Two separate but simultaneous shows—Camille Rose Garcia’s La Danse Macabre and Peter Ferguson’s Fire in the Maproom!— are in their final week at Roq La Rue. Garcia’s work blends primarily twentieth century cartoon iconography (Disney, Fleischer, Van Beuren) with a dark dayglo palette that looks poisonous to the touch. Ferguson uses a muted neutral palette in his compositions that draw from early Americana, literary illustration, weird fiction and even a few nods to Dutch masters. The juxtaposition covers a lot of historical ground and works strangely well, most of all because of the strong characterization and all over compositions in both artists work. Despite how polarized certain aspects of the aesthetics are, these distinct pieces play well with others in one space.
Each of Garcia’s paintings is a fever dream in bold, sinuous strokes, full of teeth and ghosts, smoking pipes and cadaverous ladies. These are forms familiar to us, forms that were first born during war time, the Great Depression and the hangover of 1920s decadence. Those desaturated spectacles were made to appeal to adults and children alike, seductive to the eye, featuring characters that were violent and indestructible. There is still something playful and universally appealing about Garcia’s works, but her phantasms are individually not at all playful. They are grim, garish, predatory specters from the infancy of moving pictures, from a time that is as socially, politically and economically relevant as ever.
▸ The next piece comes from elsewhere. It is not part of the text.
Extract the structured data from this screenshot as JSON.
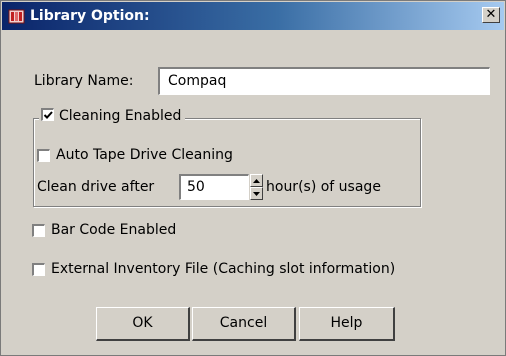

Ferguson’s inspirations reach back just a little further, pulled from the late 1800s especially, when European colonialism was peaking, science was beginning to undo superstition, terrestrial exploration was coming to (what was perceived in Europe and colonial America) its last frontiers, causing an ecumenical unraveling of longstanding ideas and cultures that were being reintegrated into each other in a motley, often volatile way. It was a time of ghastly and naive contradictions that in hindsight are abominable to some and romantic to others. Ferguson allows for both, bonding soldiers of imagined nations in tearful embraces, putting cryptic creatures in parlors and foyers, and putting humans on the edge of the wilderness with menacing forces on nature. He does so with exquisite technique and references to old masters, most notably in “Hunter,” which compositionally references Bruegel’s “The Hunters in Snow.” In Bruegel’s painting, the hunters are obviously the figures in the foreground trudging home. With Ferguson, the eponymous hunter is more open to interpretation.
The periods referenced by Garcia and Ferguson (and many other painters categorized as Pop Surrealists) were notably periods when art was being rapidly redefined by secessionist movements, the avant-garde and popular entertainment. The effect that all of this had on the arts, the formation of image culture and aesthetic theories and therefore all media and the ways we communicate—the continuing ripples of these periods cannot be understated. (Not incidentally, it is a bit of history repeating when Pop Surrealism is dismissed by established tastemakers and critics, much as those earlier (now canon) art movements were dismissed as crass and amateurish.)
This ongoing evolution and the problems of modernity that are no where nearer to being solved are ripe for exploration and Garcia and Ferguson prove there is no one way to do it. Both show a gallows humor—turning the propaganda of colonialism into cheeky, surreal lampoons or taking the cheeky, surreal world of early cartoons and turning them into hallucinatory, ghoulish visions—and both do it with distinct and expert craft. It’s one-two punch to the eyes and worth checking out before it closes.
Both shows are on display through April 26 at Roq La Rue.